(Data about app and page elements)
- - - -

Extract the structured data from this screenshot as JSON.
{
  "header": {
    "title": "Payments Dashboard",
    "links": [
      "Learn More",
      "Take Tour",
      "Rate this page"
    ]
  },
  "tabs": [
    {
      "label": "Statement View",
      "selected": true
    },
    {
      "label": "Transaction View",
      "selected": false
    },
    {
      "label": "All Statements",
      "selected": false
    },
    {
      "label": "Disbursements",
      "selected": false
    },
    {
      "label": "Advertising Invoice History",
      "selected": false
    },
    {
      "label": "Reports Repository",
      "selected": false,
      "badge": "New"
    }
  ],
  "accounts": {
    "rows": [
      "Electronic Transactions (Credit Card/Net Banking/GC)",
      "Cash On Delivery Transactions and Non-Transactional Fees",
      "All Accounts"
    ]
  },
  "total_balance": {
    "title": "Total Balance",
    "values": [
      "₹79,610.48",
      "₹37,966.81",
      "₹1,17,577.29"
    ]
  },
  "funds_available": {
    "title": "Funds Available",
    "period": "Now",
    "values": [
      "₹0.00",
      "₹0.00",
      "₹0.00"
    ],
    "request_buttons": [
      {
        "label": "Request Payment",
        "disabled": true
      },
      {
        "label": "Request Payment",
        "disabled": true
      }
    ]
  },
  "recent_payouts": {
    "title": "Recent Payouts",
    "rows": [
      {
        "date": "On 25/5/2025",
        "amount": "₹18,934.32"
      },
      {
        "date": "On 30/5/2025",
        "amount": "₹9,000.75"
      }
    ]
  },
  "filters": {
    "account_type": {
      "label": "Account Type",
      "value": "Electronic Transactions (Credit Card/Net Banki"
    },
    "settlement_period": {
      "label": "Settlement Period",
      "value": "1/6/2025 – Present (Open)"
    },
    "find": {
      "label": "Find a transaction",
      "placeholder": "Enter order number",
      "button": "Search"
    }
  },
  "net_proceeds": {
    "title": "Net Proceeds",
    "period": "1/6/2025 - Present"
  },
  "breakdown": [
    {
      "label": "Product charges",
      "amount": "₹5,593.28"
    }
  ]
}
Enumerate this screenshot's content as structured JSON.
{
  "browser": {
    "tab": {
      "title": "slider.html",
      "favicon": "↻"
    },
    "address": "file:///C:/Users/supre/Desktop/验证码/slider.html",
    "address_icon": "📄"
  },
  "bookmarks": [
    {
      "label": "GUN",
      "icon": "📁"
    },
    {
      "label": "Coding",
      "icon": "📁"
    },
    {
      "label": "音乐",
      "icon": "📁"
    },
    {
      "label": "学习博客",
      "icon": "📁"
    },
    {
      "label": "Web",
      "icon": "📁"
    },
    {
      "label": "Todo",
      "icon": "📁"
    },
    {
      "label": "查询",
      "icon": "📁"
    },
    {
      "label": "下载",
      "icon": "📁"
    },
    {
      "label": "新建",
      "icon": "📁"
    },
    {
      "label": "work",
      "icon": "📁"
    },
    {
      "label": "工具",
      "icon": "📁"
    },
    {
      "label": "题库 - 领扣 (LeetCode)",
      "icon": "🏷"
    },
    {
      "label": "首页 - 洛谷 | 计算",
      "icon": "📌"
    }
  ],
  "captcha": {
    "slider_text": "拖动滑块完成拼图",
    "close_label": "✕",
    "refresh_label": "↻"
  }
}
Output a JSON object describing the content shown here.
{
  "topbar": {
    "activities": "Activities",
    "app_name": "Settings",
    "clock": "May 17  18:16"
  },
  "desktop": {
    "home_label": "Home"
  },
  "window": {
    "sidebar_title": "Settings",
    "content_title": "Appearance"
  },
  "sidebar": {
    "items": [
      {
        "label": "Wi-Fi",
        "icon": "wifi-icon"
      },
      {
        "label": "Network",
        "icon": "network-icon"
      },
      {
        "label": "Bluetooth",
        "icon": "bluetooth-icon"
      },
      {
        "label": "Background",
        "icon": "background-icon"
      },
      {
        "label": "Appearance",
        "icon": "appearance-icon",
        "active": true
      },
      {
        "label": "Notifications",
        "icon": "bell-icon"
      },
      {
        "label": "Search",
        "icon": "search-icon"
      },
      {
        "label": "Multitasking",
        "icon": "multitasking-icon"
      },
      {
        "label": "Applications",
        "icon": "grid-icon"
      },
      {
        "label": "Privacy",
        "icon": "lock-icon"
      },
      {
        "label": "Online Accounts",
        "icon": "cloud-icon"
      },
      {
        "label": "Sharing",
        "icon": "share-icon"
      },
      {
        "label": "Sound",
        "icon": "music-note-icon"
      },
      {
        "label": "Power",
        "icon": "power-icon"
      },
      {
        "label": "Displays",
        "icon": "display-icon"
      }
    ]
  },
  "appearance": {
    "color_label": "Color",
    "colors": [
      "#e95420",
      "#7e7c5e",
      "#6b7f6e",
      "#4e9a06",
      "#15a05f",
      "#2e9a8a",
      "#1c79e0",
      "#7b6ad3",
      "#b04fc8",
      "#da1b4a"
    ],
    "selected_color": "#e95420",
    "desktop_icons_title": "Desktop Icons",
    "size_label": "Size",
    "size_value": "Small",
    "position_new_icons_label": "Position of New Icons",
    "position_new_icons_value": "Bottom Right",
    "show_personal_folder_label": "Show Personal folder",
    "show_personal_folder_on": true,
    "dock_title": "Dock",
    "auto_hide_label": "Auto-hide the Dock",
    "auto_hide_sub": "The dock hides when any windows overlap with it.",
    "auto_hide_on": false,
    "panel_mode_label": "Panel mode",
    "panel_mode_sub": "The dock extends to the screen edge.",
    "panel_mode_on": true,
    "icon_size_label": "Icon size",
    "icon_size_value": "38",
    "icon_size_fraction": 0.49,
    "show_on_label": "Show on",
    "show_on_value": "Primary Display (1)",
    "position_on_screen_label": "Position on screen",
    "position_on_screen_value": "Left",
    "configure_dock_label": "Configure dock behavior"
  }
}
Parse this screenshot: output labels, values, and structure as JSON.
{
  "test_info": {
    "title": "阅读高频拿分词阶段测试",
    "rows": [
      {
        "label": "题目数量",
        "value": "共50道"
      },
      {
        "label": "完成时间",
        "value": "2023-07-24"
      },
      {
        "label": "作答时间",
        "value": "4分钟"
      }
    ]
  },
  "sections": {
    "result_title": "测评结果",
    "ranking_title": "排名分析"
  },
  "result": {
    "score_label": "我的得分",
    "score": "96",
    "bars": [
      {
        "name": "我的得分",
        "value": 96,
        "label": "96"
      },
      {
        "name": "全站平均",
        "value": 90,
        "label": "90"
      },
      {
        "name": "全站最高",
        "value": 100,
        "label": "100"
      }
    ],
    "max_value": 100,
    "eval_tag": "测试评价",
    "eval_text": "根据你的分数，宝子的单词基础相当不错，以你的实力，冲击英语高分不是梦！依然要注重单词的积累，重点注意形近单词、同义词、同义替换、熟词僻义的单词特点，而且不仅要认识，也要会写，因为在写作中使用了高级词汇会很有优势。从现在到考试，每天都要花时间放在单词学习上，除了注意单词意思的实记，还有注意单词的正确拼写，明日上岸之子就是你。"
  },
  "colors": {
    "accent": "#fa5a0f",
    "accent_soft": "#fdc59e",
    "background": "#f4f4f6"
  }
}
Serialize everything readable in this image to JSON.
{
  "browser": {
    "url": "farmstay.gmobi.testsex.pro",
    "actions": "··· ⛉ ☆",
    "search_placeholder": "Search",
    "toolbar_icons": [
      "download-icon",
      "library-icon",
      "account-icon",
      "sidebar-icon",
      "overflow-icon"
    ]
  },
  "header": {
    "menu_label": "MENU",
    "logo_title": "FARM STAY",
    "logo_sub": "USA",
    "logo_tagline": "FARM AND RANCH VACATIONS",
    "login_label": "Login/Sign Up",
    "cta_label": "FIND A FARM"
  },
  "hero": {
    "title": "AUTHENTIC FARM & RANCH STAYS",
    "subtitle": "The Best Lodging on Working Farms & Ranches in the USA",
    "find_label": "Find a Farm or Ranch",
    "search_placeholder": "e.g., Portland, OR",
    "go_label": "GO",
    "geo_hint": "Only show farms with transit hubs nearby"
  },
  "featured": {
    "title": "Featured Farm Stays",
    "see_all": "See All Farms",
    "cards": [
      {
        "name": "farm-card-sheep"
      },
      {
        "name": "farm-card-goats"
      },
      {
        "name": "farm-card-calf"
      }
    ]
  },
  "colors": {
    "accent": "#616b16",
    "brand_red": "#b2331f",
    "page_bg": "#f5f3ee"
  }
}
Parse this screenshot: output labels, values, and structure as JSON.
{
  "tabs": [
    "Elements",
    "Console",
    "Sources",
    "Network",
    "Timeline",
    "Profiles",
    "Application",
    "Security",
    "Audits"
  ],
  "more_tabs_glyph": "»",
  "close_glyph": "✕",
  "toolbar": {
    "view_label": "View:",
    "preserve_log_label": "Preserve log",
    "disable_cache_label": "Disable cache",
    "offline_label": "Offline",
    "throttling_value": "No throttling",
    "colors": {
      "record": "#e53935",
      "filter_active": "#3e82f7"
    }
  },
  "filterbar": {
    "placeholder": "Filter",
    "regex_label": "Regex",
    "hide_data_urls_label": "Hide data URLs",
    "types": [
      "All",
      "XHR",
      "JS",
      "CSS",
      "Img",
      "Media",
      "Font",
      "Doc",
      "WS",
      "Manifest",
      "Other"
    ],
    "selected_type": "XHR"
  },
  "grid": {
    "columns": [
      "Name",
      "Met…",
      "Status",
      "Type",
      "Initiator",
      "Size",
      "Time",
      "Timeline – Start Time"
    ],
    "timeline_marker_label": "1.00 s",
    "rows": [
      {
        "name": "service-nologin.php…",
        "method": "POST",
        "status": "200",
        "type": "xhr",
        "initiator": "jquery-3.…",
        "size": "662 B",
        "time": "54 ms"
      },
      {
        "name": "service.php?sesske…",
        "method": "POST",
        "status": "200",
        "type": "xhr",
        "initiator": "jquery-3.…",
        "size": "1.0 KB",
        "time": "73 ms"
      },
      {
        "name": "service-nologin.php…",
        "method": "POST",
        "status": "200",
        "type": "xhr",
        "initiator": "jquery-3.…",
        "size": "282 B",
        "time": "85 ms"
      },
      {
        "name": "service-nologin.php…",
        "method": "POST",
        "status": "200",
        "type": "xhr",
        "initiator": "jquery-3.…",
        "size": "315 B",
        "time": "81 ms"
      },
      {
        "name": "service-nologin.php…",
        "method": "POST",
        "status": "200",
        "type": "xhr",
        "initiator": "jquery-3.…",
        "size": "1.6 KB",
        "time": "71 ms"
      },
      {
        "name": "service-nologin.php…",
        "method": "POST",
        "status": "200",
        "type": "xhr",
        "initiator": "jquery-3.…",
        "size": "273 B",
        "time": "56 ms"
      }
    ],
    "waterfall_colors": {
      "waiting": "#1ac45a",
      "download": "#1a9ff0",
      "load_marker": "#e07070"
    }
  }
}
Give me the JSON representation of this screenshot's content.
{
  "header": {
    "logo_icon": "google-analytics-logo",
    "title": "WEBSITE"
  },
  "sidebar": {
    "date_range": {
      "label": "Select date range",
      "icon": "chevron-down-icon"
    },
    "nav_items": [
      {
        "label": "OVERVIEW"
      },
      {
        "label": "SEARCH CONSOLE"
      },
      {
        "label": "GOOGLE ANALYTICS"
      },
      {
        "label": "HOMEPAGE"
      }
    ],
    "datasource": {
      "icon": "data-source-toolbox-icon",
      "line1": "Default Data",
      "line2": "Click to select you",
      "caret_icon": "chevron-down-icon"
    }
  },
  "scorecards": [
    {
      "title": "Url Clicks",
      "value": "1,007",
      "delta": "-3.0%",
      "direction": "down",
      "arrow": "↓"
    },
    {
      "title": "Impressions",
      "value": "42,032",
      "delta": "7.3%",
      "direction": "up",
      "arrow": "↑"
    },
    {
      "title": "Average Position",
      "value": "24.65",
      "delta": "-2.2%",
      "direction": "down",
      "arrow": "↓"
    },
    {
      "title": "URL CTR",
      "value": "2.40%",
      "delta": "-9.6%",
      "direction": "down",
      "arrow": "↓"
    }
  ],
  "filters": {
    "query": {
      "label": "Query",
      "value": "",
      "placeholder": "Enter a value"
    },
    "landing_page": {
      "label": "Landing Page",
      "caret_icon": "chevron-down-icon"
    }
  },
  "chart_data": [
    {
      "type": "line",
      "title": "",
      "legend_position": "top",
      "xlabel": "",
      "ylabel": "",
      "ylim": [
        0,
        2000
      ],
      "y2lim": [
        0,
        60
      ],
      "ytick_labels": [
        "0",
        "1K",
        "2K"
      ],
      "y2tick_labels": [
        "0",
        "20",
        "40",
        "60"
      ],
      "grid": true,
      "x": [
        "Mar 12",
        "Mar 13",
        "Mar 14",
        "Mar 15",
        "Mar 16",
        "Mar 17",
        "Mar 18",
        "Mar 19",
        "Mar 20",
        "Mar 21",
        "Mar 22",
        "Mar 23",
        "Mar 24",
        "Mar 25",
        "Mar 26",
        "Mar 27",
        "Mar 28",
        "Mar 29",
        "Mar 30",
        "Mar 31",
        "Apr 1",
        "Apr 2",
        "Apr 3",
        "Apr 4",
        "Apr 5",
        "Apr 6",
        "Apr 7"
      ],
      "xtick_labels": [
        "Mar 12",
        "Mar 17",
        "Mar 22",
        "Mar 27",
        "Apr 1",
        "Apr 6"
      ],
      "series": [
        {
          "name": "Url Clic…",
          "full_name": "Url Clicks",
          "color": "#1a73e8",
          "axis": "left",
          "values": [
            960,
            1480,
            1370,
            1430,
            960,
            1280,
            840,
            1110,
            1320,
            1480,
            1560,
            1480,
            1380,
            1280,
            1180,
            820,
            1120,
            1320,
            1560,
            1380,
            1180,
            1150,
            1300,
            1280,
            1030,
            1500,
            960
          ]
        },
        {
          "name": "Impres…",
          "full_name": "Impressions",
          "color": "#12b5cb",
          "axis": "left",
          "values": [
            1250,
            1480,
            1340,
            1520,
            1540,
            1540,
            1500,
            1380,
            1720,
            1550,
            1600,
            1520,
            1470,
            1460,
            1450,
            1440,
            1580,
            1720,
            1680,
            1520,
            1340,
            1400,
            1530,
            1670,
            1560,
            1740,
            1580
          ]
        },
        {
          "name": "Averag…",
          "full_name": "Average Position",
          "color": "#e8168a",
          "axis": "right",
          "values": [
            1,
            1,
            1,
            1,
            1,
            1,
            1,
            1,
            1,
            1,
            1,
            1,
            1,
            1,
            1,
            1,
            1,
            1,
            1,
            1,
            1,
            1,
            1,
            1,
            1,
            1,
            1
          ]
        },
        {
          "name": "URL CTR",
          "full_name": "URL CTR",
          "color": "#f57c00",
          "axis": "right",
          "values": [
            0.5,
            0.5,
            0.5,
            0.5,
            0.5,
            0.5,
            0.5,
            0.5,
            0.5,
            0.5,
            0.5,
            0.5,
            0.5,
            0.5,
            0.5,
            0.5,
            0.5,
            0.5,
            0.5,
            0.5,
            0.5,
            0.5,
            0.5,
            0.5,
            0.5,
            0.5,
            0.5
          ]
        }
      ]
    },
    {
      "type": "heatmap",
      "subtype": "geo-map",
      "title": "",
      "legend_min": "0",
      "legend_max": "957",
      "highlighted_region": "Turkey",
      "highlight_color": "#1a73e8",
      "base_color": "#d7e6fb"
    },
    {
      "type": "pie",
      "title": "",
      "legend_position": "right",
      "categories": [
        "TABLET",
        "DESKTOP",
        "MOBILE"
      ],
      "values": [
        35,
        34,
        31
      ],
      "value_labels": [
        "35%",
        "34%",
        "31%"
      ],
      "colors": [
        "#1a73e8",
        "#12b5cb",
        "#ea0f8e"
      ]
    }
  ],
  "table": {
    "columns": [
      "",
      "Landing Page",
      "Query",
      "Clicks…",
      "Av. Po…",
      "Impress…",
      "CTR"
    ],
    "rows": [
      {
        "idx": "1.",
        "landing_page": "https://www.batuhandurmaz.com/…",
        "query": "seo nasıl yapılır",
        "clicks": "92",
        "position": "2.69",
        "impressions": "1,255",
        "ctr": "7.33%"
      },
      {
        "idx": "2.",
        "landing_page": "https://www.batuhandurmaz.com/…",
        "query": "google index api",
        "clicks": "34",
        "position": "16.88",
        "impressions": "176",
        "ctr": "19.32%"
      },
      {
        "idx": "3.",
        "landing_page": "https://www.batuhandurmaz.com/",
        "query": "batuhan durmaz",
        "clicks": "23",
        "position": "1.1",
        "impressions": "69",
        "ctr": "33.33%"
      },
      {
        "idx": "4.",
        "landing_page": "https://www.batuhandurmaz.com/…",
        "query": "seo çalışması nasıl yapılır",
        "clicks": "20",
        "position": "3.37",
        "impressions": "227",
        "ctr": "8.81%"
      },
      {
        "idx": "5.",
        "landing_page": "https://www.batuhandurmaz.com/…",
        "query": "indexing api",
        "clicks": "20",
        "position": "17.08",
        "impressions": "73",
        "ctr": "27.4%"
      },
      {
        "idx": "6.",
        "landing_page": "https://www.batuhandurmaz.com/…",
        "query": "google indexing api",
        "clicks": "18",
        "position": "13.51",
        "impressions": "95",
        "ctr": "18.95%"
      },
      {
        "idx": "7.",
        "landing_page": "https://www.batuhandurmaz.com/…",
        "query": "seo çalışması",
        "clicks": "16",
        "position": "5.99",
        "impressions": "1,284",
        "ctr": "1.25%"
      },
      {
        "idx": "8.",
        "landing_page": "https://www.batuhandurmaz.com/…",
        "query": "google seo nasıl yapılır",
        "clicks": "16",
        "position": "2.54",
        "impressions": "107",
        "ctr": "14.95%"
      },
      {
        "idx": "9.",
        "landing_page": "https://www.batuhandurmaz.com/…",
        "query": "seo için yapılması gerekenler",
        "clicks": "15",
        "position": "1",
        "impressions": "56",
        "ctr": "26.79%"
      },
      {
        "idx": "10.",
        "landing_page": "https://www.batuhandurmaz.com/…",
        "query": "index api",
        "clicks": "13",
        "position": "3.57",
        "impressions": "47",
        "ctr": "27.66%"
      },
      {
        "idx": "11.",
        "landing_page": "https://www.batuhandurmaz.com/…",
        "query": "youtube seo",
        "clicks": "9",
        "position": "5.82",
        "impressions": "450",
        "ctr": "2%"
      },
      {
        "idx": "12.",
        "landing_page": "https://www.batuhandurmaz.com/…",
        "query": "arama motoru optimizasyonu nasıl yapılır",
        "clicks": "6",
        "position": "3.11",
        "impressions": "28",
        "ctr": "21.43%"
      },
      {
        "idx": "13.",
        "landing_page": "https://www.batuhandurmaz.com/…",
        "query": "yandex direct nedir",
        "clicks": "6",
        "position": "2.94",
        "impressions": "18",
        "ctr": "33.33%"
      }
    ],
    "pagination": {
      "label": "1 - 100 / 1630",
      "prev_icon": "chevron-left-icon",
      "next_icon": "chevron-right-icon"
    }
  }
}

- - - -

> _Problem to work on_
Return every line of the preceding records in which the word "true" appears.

> _Output for this exercise_
      "selected": true
        "disabled": true
        "disabled": true
        "active": true
    "show_personal_folder_on": true,
    "panel_mode_on": true,
      "grid": true,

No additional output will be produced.